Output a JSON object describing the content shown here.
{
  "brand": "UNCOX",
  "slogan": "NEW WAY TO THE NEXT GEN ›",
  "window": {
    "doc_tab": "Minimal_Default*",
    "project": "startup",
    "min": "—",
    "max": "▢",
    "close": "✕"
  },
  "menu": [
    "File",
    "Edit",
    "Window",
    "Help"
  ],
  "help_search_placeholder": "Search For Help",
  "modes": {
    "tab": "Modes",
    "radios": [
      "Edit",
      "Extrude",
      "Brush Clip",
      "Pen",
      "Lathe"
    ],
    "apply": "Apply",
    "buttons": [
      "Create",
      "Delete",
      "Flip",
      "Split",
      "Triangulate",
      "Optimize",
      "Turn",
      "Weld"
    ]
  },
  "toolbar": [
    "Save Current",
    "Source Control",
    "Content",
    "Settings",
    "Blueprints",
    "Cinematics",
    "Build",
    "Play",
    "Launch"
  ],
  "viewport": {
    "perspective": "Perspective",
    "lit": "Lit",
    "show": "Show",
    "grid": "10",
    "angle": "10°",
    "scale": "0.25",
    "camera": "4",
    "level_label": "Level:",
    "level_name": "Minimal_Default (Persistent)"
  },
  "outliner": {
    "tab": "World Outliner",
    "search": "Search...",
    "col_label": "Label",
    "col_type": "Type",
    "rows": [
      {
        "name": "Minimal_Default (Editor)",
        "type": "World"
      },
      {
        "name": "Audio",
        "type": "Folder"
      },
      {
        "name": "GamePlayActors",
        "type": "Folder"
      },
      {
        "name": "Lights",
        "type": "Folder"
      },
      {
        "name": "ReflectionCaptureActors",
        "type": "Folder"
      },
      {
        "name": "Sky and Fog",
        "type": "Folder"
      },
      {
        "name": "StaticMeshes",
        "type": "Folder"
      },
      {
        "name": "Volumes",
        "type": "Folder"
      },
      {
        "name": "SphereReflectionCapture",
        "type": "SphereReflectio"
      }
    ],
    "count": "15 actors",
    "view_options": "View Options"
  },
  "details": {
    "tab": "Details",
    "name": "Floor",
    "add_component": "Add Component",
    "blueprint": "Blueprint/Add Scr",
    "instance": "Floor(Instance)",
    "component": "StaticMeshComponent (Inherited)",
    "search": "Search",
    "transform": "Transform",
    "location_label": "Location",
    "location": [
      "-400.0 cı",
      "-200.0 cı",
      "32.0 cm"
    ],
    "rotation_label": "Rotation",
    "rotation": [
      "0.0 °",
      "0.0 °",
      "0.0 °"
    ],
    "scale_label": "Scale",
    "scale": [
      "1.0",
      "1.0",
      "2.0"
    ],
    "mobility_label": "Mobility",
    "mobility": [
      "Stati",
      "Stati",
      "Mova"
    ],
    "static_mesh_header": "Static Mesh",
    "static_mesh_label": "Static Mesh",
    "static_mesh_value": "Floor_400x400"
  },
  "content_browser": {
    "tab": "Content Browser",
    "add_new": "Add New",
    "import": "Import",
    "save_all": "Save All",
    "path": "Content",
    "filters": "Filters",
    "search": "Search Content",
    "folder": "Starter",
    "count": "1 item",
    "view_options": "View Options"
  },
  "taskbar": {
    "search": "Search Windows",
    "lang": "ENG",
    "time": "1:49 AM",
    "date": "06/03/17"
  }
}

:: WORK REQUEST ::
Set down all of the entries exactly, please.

:: RESULT ::
Output a JSON object describing the content shown here.
{
  "brand": "UNCOX",
  "slogan": "NEW WAY TO THE NEXT GEN ›",
  "window": {
    "doc_tab": "Minimal_Default*",
    "project": "startup",
    "min": "—",
    "max": "▢",
    "close": "✕"
  },
  "menu": [
    "File",
    "Edit",
    "Window",
    "Help"
  ],
  "help_search_placeholder": "Search For Help",
  "modes": {
    "tab": "Modes",
    "radios": [
      "Edit",
      "Extrude",
      "Brush Clip",
      "Pen",
      "Lathe"
    ],
    "apply": "Apply",
    "buttons": [
      "Create",
      "Delete",
      "Flip",
      "Split",
      "Triangulate",
      "Optimize",
      "Turn",
      "Weld"
    ]
  },
  "toolbar": [
    "Save Current",
    "Source Control",
    "Content",
    "Settings",
    "Blueprints",
    "Cinematics",
    "Build",
    "Play",
    "Launch"
  ],
  "viewport": {
    "perspective": "Perspective",
    "lit": "Lit",
    "show": "Show",
    "grid": "10",
    "angle": "10°",
    "scale": "0.25",
    "camera": "4",
    "level_label": "Level:",
    "level_name": "Minimal_Default (Persistent)"
  },
  "outliner": {
    "tab": "World Outliner",
    "search": "Search...",
    "col_label": "Label",
    "col_type": "Type",
    "rows": [
      {
        "name": "Minimal_Default (Editor)",
        "type": "World"
      },
      {
        "name": "Audio",
        "type": "Folder"
      },
      {
        "name": "GamePlayActors",
        "type": "Folder"
      },
      {
        "name": "Lights",
        "type": "Folder"
      },
      {
        "name": "ReflectionCaptureActors",
        "type": "Folder"
      },
      {
        "name": "Sky and Fog",
        "type": "Folder"
      },
      {
        "name": "StaticMeshes",
        "type": "Folder"
      },
      {
        "name": "Volumes",
        "type": "Folder"
      },
      {
        "name": "SphereReflectionCapture",
        "type": "SphereReflectio"
      }
    ],
    "count": "15 actors",
    "view_options": "View Options"
  },
  "details": {
    "tab": "Details",
    "name": "Floor",
    "add_component": "Add Component",
    "blueprint": "Blueprint/Add Scr",
    "instance": "Floor(Instance)",
    "component": "StaticMeshComponent (Inherited)",
    "search": "Search",
    "transform": "Transform",
    "location_label": "Location",
    "location": [
      "-400.0 cı",
      "-200.0 cı",
      "32.0 cm"
    ],
    "rotation_label": "Rotation",
    "rotation": [
      "0.0 °",
      "0.0 °",
      "0.0 °"
    ],
    "scale_label": "Scale",
    "scale": [
      "1.0",
      "1.0",
      "2.0"
    ],
    "mobility_label": "Mobility",
    "mobility": [
      "Stati",
      "Stati",
      "Mova"
    ],
    "static_mesh_header": "Static Mesh",
    "static_mesh_label": "Static Mesh",
    "static_mesh_value": "Floor_400x400"
  },
  "content_browser": {
    "tab": "Content Browser",
    "add_new": "Add New",
    "import": "Import",
    "save_all": "Save All",
    "path": "Content",
    "filters": "Filters",
    "search": "Search Content",
    "folder": "Starter",
    "count": "1 item",
    "view_options": "View Options"
  },
  "taskbar": {
    "search": "Search Windows",
    "lang": "ENG",
    "time": "1:49 AM",
    "date": "06/03/17"
  }
}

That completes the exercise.